Benefits Of Caffeine
I want to dive into the benefits of caffeine in this blog post. Caffeine often gets a bad rap because of it's addictive nature and supposed link to high blood pressure, impaired sleep, and cancer... Caffeine as a supplement has been studied extensively for the past several years and there are apparent pros and cons. There is always two sides to the coin so let's explore caffeine and some of the benefits we can derive from it.
What Is Caffeine?
Caffeine is the world's most widely used psychoactive drug. It belongs to the methylxanthine class and acts as a stimulant to the central nervous system. Caffeine is related to the adenine and guanine bases of deoxyribonucleic acid (DNA) and ribonucleic acid (RNA). It's found naturally in many seeds, nuts, and leaves and acts as a protective mechanism to the plants it's found in. One of the most common plants containing caffeine is the coffea plant. The caffeine exists within the seeds of this plant, commonly referred to as coffee beans.

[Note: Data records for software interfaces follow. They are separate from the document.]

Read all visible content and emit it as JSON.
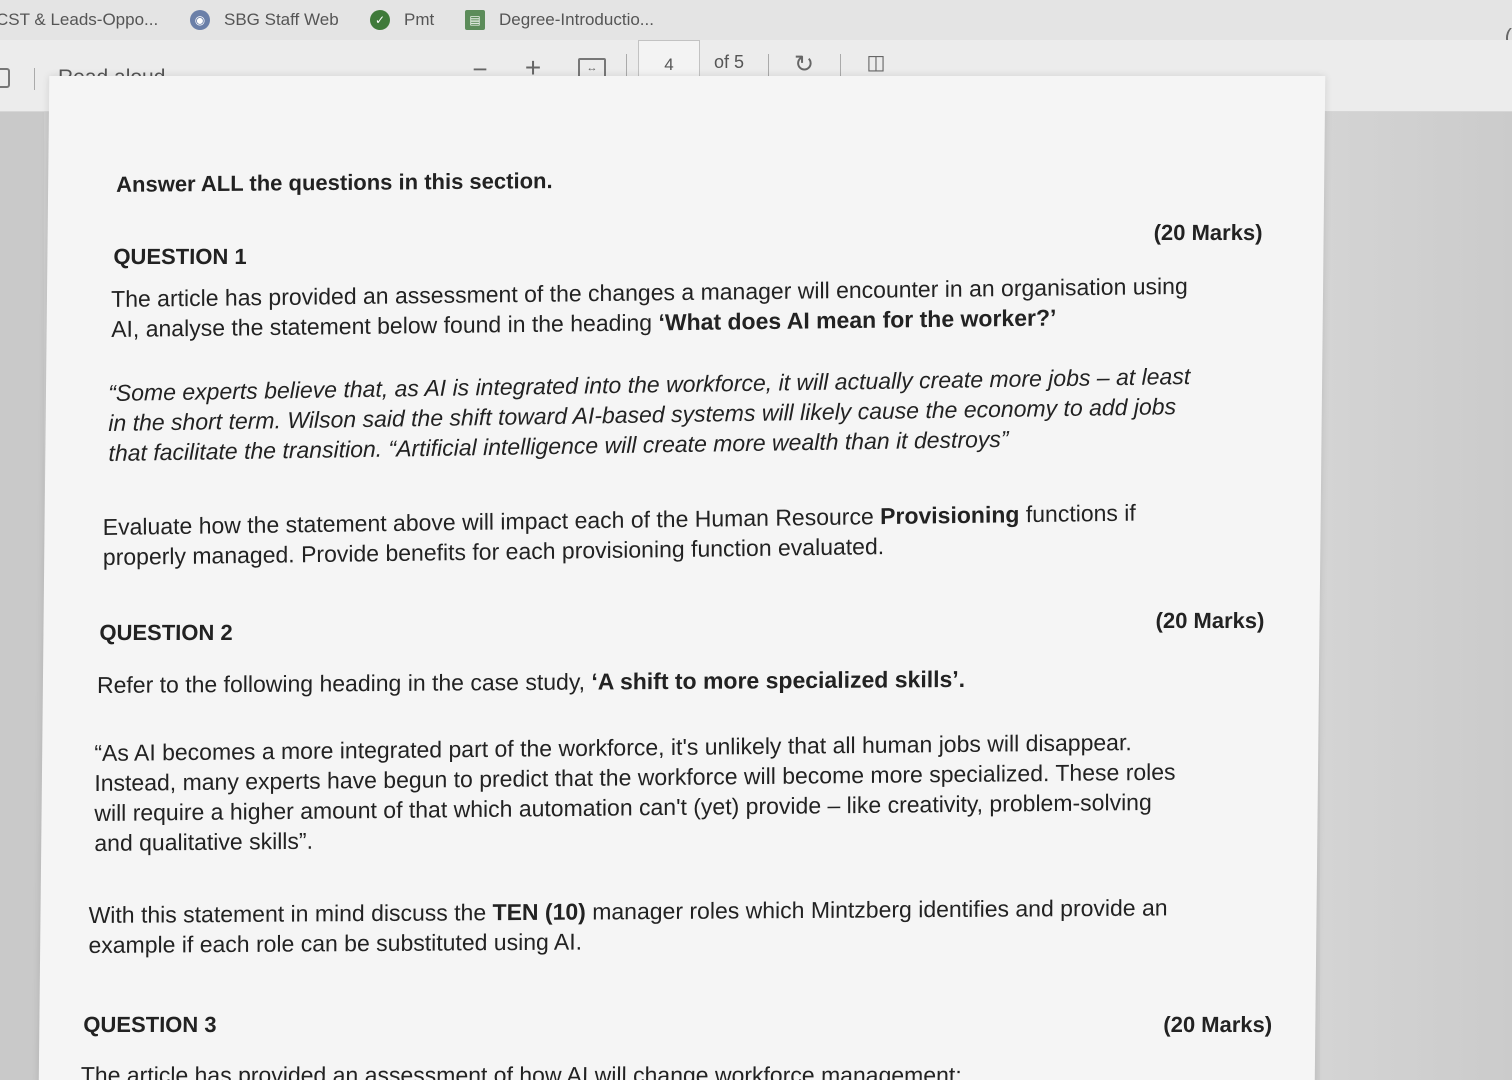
{
  "bookmarks": [
    {
      "label": "CST & Leads-Oppo...",
      "icon": "page-icon"
    },
    {
      "label": "SBG Staff Web",
      "icon": "globe-icon"
    },
    {
      "label": "Pmt",
      "icon": "check-icon"
    },
    {
      "label": "Degree-Introductio...",
      "icon": "book-icon"
    }
  ],
  "toolbar": {
    "read_aloud": "Read aloud",
    "zoom_out": "−",
    "zoom_in": "+",
    "page_current": "4",
    "page_total": "of 5"
  },
  "document": {
    "intro": "Answer ALL the questions in this section.",
    "q1": {
      "title": "QUESTION 1",
      "marks": "(20 Marks)",
      "p1_line1": "The article has provided an assessment of the changes a manager will encounter in an organisation using",
      "p1_line2_a": "AI, analyse the statement below found in the heading ",
      "p1_line2_b": "‘What does AI mean for the worker?’",
      "quote_line1": "“Some experts believe that, as AI is integrated into the workforce, it will actually create more jobs – at least",
      "quote_line2": "in the short term. Wilson said the shift toward AI-based systems will likely cause the economy to add jobs",
      "quote_line3": "that facilitate the transition. “Artificial intelligence will create more wealth than it destroys”",
      "task_line1_a": "Evaluate how the statement above will impact each of the Human Resource ",
      "task_line1_b": "Provisioning",
      "task_line1_c": " functions if",
      "task_line2": "properly managed. Provide benefits for each provisioning function evaluated."
    },
    "q2": {
      "title": "QUESTION 2",
      "marks": "(20 Marks)",
      "ref_a": "Refer to the following heading in the case study, ",
      "ref_b": "‘A shift to more specialized skills’.",
      "quote_line1": "“As AI becomes a more integrated part of the workforce, it's unlikely that all human jobs will disappear.",
      "quote_line2": "Instead, many experts have begun to predict that the workforce will become more specialized. These roles",
      "quote_line3": "will require a higher amount of that which automation can't (yet) provide – like creativity, problem-solving",
      "quote_line4": "and qualitative skills”.",
      "task_line1_a": "With this statement in mind discuss the ",
      "task_line1_b": "TEN (10)",
      "task_line1_c": " manager roles which Mintzberg identifies and provide an",
      "task_line2": "example if each role can be substituted using AI."
    },
    "q3": {
      "title": "QUESTION 3",
      "marks": "(20 Marks)",
      "line1": "The article has provided an assessment of how AI will change workforce management:"
    }
  }
}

Caffeine is also commonly found in tea, cola, and most energy drinks and pre workout supplements.
What Does Caffeine Do?
Adenosine is a chemical that all of us contain in our bodies. It is a neuromodulator and plays a role in promoting sleep and suppressing arousal. It also is involved in the regulation of blood flow to various organs through vasodilation. In the absence of caffeine, the adenosine accumulates in the neuronal synapse which, in turn, bind to and activate the adenosine receptors found in the CNS neurons. When these receptors are activated, they produce a cellular response that increases drowsiness. When caffeine is present, it antagonizes the adenosine receptors and prevents them from activating by blocking the adenosine binding location on the receptor. This temporarily prevents drowsiness and is the main reason why you see everyone reach for a cup of coffee upon waking or during the afternoon slump.
Caffeine is also touted to:
- Give you more energy
- Increase your mental clarity
- Boost your sport's perfromance
- Improve brain function
- Enhance memory
While those all my be true, I would argue that all of those are simply a byproduct of your temporary increase in alertness.
Other Benefits Of Caffeine
Another potential benefit of caffeine is it's ability to aid in fat-loss. Now, this is up for debate but there are two fairly sound arguments. One is that it has a satiating effect that suppresses appetite which results in a lower total caloric intake. If consuming coffee enables you to eat at a slightly lower caloric intake and moves the energy balance towards a net negative, you could potentially lose weight. Now, this is not to say that simply dropping calories causes fat loss, that is a whole blog topic in itself.
The other theory is that caffeine helps to stimulate thermogenesis and causes the body to generate more heat and energy. Since caffeine is shown to increase alertness and stimulate the sympathetic nervous system, this could very well hold some truth. However, the increased fat burning effects of consuming caffeine would pale in comparison to what could be accomplished by proper nutrition and training so don't expect caffeine to be your answer for long term body recomposition.
Apart from increased alertness and a potential increase in fat burning, caffeine has also been studied as a potential aid in...
- Reducing the risk of Alzheimer's disease
- Reducing the risk of Parkinson's disease
- Reducing the risk of Type 2 diabetes
As is true with most things in the health and nutrition world, there is much left up for debate with regard to caffeine. For years, caffeine was frowned upon for many of its potential negative side effects (which will be the topic of another blog post). However, with the current research, I do not see any overwhelming need to avoid caffeine. Like most things, use it as a tool in moderation. Don't rely on caffeine as a crutch to make it through the day-to-day. I personally supplement with 120mg - 240mg of caffeine per day, generally prior to training. There was a time when I consumed significantly more than that until I began to notice a dependency on the drug and realized I had to scale it back. Now, I can quit coffee entirely if I decided to do so and I wouldn't suffer any negative consequences. Addiction to anything is bad. Use it strategically and benefit from the positive effects of caffeine.